Citation: Qian J, Chen R, Wang H and Zhang X (2020) Role of the PE/PPE Family in Host–Pathogen Interactions and Prospects for Anti-Tuberculosis Vaccine and Diagnostic Tool Design. Front. Cell. Infect. Microbiol. 10:594288. doi: 10.3389/fcimb.2020.594288
Received: 07 September 2020; Accepted: 31 October 2020;
Published: 26 November 2020.
Edited by:Manisha Yadav, University of Delhi, India
Reviewed by:Avishek Mitra, Oklahoma State University, United States
Jianjun Sun, The University of Texas at El Paso, United States
Copyright © 2020 Qian, Chen, Wang and Zhang. This is an open-access article distributed under the terms of the Creative Commons Attribution License (CC BY). The use, distribution or reproduction in other forums is permitted, provided the original author(s) and the copyright owner(s) are credited and that the original publication in this journal is cited, in accordance with accepted academic practice.

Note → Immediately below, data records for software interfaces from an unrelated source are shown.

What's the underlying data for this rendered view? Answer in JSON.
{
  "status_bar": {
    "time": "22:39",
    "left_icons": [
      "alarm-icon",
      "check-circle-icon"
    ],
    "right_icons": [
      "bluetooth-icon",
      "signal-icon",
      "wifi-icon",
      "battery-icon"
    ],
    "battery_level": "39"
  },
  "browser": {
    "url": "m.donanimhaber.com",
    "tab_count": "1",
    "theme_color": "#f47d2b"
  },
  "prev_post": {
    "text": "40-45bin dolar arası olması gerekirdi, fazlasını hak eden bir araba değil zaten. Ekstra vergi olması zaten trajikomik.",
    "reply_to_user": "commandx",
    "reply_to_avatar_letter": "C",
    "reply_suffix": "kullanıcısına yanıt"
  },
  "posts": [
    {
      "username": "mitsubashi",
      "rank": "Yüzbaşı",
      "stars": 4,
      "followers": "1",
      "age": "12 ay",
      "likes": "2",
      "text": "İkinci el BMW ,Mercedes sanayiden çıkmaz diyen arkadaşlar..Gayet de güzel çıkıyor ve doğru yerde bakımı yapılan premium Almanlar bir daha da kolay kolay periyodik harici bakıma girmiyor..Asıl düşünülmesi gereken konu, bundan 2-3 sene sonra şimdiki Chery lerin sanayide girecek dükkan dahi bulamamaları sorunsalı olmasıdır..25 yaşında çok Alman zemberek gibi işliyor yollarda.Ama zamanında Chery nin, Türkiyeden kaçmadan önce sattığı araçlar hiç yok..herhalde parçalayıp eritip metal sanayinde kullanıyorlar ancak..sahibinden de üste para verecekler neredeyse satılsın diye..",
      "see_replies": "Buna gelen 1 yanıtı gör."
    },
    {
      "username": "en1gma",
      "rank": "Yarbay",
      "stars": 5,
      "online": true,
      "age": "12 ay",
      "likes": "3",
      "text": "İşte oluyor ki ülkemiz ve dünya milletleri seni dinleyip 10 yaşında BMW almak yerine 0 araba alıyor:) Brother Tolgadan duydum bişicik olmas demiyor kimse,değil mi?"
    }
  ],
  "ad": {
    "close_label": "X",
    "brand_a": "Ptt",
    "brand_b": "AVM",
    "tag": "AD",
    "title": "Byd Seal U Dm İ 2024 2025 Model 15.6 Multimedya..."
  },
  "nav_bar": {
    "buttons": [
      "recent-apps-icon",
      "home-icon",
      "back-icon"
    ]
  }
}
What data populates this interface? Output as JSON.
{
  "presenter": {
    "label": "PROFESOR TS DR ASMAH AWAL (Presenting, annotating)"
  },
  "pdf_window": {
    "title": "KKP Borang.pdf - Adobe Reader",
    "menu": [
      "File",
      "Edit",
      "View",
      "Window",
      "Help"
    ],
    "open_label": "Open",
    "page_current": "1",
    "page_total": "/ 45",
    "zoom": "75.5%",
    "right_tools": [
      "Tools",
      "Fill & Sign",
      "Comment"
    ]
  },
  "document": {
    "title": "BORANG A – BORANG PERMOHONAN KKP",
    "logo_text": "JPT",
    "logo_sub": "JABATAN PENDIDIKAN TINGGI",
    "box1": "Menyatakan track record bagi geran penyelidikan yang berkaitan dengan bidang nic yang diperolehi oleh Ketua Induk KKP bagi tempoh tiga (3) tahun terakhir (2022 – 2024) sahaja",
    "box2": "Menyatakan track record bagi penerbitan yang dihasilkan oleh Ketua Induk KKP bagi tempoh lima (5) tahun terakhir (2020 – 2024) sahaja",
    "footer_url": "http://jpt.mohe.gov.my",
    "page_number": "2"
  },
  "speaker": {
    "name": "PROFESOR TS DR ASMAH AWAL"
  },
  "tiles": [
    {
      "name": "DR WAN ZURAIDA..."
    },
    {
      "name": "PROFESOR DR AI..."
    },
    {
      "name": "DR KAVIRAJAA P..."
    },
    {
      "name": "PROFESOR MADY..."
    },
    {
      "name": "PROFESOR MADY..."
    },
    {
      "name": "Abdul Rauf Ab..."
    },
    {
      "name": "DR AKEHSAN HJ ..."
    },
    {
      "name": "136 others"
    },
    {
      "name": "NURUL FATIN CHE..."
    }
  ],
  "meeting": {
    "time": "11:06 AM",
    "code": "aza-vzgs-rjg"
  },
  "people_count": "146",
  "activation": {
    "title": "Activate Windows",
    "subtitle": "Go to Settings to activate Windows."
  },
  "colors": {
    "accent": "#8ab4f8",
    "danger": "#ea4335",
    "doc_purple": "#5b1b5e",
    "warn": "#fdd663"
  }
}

No use, distribution or reproduction is permitted which does not comply with these terms.
*Correspondence: Xuelian Zhang, firstname.lastname@example.org